### GOAL OF THE EXERCISE
Copy out every line of the listing in which "object" appears.

─── DATA SUPPLIED ───

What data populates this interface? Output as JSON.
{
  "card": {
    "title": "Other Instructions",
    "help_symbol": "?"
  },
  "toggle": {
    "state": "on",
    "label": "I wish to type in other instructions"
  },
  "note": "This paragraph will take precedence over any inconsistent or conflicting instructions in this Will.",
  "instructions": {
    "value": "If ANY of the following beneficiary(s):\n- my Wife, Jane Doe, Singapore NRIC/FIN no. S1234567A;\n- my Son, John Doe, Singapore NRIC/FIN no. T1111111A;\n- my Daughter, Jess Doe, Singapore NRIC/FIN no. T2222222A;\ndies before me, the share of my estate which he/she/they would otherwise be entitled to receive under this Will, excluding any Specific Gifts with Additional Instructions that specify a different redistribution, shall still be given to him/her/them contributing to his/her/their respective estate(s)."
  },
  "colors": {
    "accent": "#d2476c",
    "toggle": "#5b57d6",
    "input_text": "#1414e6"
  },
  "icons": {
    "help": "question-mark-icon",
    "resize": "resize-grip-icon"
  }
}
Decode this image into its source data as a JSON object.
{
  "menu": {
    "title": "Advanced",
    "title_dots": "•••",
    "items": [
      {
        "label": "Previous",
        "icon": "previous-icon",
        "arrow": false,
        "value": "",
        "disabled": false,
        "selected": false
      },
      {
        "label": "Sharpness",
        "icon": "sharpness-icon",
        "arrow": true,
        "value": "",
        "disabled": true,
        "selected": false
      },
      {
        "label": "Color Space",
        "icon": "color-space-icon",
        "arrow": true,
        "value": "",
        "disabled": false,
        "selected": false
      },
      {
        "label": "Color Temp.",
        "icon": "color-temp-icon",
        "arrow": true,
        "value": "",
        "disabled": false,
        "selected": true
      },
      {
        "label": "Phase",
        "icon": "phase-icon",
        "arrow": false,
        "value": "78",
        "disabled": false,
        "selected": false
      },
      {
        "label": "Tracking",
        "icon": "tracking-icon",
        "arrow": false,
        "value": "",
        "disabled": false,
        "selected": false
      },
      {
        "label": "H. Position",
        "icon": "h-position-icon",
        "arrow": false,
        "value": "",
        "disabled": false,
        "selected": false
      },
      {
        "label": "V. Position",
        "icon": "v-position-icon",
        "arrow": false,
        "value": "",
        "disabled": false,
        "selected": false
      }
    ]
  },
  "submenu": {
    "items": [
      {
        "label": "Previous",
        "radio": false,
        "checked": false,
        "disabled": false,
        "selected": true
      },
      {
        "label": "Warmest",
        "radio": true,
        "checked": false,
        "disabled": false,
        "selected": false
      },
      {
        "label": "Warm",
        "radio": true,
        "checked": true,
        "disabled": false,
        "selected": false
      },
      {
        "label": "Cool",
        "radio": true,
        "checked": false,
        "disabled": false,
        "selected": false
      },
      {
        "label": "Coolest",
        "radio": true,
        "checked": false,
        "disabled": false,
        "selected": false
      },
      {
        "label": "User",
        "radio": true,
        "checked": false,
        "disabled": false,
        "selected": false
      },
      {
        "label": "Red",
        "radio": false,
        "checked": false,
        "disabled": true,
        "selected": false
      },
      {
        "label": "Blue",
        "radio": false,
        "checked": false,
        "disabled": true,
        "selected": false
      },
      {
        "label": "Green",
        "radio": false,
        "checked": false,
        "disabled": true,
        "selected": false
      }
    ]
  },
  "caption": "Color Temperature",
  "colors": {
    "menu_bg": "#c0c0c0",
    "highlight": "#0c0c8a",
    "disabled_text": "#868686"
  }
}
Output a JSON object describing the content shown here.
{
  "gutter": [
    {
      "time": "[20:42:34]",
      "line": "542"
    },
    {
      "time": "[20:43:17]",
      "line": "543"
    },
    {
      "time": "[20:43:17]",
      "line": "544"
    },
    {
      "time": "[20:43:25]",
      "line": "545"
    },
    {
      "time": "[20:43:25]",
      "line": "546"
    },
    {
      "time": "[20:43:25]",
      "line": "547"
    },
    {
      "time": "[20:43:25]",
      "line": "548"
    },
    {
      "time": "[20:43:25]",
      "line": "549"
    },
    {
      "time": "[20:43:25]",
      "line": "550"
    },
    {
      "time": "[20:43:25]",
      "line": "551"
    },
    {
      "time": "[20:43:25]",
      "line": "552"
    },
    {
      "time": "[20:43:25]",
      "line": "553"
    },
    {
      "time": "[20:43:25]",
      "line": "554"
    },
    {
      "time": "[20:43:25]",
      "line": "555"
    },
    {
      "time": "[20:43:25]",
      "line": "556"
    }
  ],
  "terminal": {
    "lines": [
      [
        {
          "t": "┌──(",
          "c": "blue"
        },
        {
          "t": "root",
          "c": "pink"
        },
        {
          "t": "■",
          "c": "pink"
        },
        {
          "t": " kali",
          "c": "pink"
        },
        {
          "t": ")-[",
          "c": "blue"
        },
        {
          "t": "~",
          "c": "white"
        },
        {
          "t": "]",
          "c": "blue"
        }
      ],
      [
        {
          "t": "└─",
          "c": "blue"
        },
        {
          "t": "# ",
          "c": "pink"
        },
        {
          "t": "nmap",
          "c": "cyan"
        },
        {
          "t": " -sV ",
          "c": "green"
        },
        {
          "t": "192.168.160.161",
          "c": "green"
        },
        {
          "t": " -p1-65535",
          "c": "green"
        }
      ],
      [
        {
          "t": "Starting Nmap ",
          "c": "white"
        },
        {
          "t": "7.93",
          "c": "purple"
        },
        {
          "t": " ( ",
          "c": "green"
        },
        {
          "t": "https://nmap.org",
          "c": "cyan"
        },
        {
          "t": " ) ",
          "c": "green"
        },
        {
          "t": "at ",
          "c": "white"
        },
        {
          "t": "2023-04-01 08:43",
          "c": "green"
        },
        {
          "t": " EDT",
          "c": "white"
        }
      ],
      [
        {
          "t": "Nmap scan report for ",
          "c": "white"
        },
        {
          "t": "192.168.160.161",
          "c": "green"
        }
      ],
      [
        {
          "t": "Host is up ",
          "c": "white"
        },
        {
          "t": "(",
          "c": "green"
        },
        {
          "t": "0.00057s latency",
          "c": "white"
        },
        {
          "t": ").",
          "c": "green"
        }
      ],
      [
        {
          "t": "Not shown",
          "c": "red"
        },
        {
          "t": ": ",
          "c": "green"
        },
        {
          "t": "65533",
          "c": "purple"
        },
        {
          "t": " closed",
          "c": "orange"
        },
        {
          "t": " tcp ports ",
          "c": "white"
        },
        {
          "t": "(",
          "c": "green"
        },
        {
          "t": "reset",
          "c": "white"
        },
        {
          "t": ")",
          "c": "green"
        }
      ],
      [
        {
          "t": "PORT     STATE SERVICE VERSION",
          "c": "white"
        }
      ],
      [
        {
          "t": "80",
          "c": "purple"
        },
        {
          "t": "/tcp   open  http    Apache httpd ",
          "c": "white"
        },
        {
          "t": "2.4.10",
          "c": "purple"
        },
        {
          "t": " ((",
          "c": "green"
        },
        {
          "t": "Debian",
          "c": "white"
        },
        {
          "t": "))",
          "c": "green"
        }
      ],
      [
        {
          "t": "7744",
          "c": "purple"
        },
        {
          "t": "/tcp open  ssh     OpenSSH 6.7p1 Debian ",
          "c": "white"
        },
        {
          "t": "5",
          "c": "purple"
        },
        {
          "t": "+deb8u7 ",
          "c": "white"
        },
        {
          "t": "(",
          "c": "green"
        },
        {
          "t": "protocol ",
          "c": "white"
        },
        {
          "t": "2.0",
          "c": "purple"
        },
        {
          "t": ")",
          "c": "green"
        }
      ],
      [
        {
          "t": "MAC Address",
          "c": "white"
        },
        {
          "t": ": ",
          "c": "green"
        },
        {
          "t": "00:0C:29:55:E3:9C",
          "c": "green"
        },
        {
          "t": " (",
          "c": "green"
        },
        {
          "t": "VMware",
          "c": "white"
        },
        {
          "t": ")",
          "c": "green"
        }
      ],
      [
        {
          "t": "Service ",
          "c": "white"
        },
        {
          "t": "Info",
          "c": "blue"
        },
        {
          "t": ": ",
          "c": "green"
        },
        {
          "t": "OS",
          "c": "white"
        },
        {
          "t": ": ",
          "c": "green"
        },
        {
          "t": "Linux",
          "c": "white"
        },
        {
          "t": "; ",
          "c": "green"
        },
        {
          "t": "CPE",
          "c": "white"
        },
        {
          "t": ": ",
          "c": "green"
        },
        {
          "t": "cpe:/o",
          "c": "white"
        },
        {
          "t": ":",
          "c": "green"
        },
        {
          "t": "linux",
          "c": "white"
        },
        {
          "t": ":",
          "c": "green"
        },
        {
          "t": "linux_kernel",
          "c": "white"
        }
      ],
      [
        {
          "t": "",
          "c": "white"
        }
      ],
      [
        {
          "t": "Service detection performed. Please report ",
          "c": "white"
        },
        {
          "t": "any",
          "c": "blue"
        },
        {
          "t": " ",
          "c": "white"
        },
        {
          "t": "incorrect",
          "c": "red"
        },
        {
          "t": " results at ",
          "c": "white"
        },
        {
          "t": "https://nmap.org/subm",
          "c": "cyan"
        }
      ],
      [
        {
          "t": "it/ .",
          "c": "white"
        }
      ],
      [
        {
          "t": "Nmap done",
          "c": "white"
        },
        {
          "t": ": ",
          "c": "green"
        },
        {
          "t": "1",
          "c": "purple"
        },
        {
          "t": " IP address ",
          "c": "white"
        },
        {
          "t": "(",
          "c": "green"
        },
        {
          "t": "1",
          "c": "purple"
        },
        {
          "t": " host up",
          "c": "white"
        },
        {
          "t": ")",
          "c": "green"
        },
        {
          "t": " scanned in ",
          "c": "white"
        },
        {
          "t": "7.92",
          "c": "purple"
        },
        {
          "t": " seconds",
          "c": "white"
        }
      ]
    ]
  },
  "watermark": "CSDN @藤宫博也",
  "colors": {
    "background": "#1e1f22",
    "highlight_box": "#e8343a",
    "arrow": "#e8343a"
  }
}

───

### RESPONSE BOX
Decode this image into its source data as a JSON object.
Output a JSON object describing the content shown here.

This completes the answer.